Items from an interface collection
---*---

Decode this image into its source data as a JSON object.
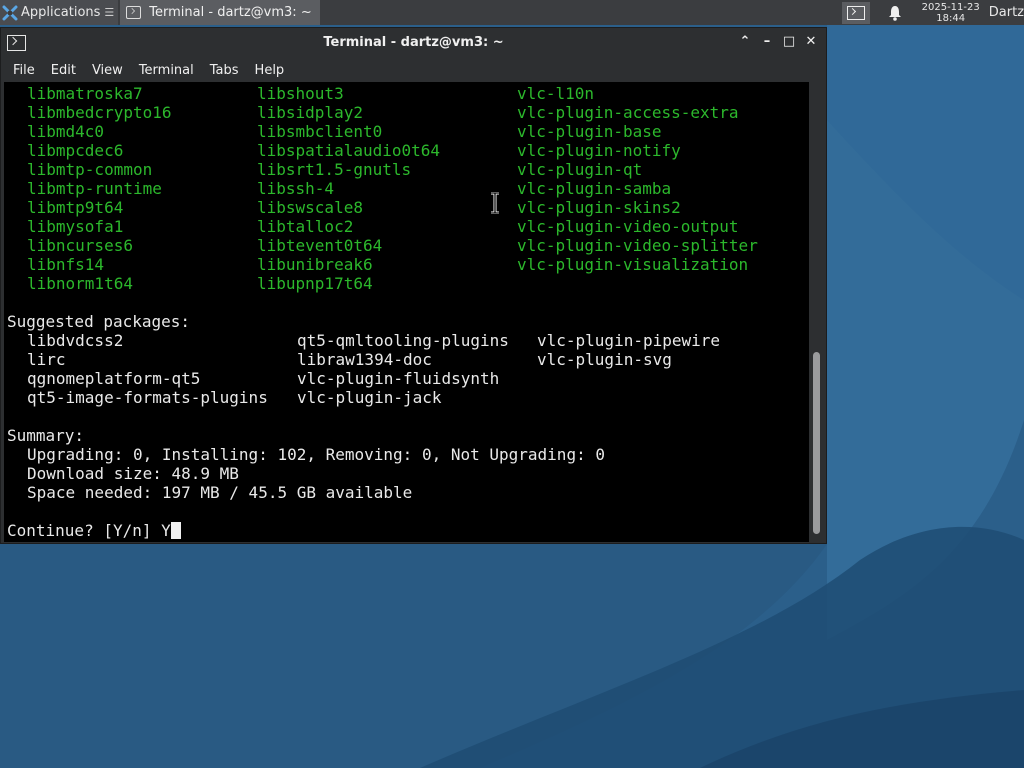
{
  "panel": {
    "applications_label": "Applications",
    "task_title": "Terminal - dartz@vm3: ~",
    "clock_date": "2025-11-23",
    "clock_time": "18:44",
    "user": "Dartz"
  },
  "window": {
    "title": "Terminal - dartz@vm3: ~",
    "menu": [
      "File",
      "Edit",
      "View",
      "Terminal",
      "Tabs",
      "Help"
    ]
  },
  "terminal": {
    "package_columns": [
      [
        "libmatroska7",
        "libmbedcrypto16",
        "libmd4c0",
        "libmpcdec6",
        "libmtp-common",
        "libmtp-runtime",
        "libmtp9t64",
        "libmysofa1",
        "libncurses6",
        "libnfs14",
        "libnorm1t64"
      ],
      [
        "libshout3",
        "libsidplay2",
        "libsmbclient0",
        "libspatialaudio0t64",
        "libsrt1.5-gnutls",
        "libssh-4",
        "libswscale8",
        "libtalloc2",
        "libtevent0t64",
        "libunibreak6",
        "libupnp17t64"
      ],
      [
        "vlc-l10n",
        "vlc-plugin-access-extra",
        "vlc-plugin-base",
        "vlc-plugin-notify",
        "vlc-plugin-qt",
        "vlc-plugin-samba",
        "vlc-plugin-skins2",
        "vlc-plugin-video-output",
        "vlc-plugin-video-splitter",
        "vlc-plugin-visualization"
      ]
    ],
    "suggested_header": "Suggested packages:",
    "suggested_columns": [
      [
        "libdvdcss2",
        "lirc",
        "qgnomeplatform-qt5",
        "qt5-image-formats-plugins"
      ],
      [
        "qt5-qmltooling-plugins",
        "libraw1394-doc",
        "vlc-plugin-fluidsynth",
        "vlc-plugin-jack"
      ],
      [
        "vlc-plugin-pipewire",
        "vlc-plugin-svg"
      ]
    ],
    "summary_header": "Summary:",
    "summary_lines": [
      "Upgrading: 0, Installing: 102, Removing: 0, Not Upgrading: 0",
      "Download size: 48.9 MB",
      "Space needed: 197 MB / 45.5 GB available"
    ],
    "prompt": "Continue? [Y/n] Y"
  },
  "colors": {
    "package_text": "#2cb82c",
    "terminal_bg": "#000000",
    "desktop": "#2a5c86",
    "panel": "#3b3d40"
  }
}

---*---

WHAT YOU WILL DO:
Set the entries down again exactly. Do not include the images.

SOLUTION FOR THIS TASK:
Decode this image into its source data as a JSON object.
{
  "panel": {
    "applications_label": "Applications",
    "task_title": "Terminal - dartz@vm3: ~",
    "clock_date": "2025-11-23",
    "clock_time": "18:44",
    "user": "Dartz"
  },
  "window": {
    "title": "Terminal - dartz@vm3: ~",
    "menu": [
      "File",
      "Edit",
      "View",
      "Terminal",
      "Tabs",
      "Help"
    ]
  },
  "terminal": {
    "package_columns": [
      [
        "libmatroska7",
        "libmbedcrypto16",
        "libmd4c0",
        "libmpcdec6",
        "libmtp-common",
        "libmtp-runtime",
        "libmtp9t64",
        "libmysofa1",
        "libncurses6",
        "libnfs14",
        "libnorm1t64"
      ],
      [
        "libshout3",
        "libsidplay2",
        "libsmbclient0",
        "libspatialaudio0t64",
        "libsrt1.5-gnutls",
        "libssh-4",
        "libswscale8",
        "libtalloc2",
        "libtevent0t64",
        "libunibreak6",
        "libupnp17t64"
      ],
      [
        "vlc-l10n",
        "vlc-plugin-access-extra",
        "vlc-plugin-base",
        "vlc-plugin-notify",
        "vlc-plugin-qt",
        "vlc-plugin-samba",
        "vlc-plugin-skins2",
        "vlc-plugin-video-output",
        "vlc-plugin-video-splitter",
        "vlc-plugin-visualization"
      ]
    ],
    "suggested_header": "Suggested packages:",
    "suggested_columns": [
      [
        "libdvdcss2",
        "lirc",
        "qgnomeplatform-qt5",
        "qt5-image-formats-plugins"
      ],
      [
        "qt5-qmltooling-plugins",
        "libraw1394-doc",
        "vlc-plugin-fluidsynth",
        "vlc-plugin-jack"
      ],
      [
        "vlc-plugin-pipewire",
        "vlc-plugin-svg"
      ]
    ],
    "summary_header": "Summary:",
    "summary_lines": [
      "Upgrading: 0, Installing: 102, Removing: 0, Not Upgrading: 0",
      "Download size: 48.9 MB",
      "Space needed: 197 MB / 45.5 GB available"
    ],
    "prompt": "Continue? [Y/n] Y"
  },
  "colors": {
    "package_text": "#2cb82c",
    "terminal_bg": "#000000",
    "desktop": "#2a5c86",
    "panel": "#3b3d40"
  }
}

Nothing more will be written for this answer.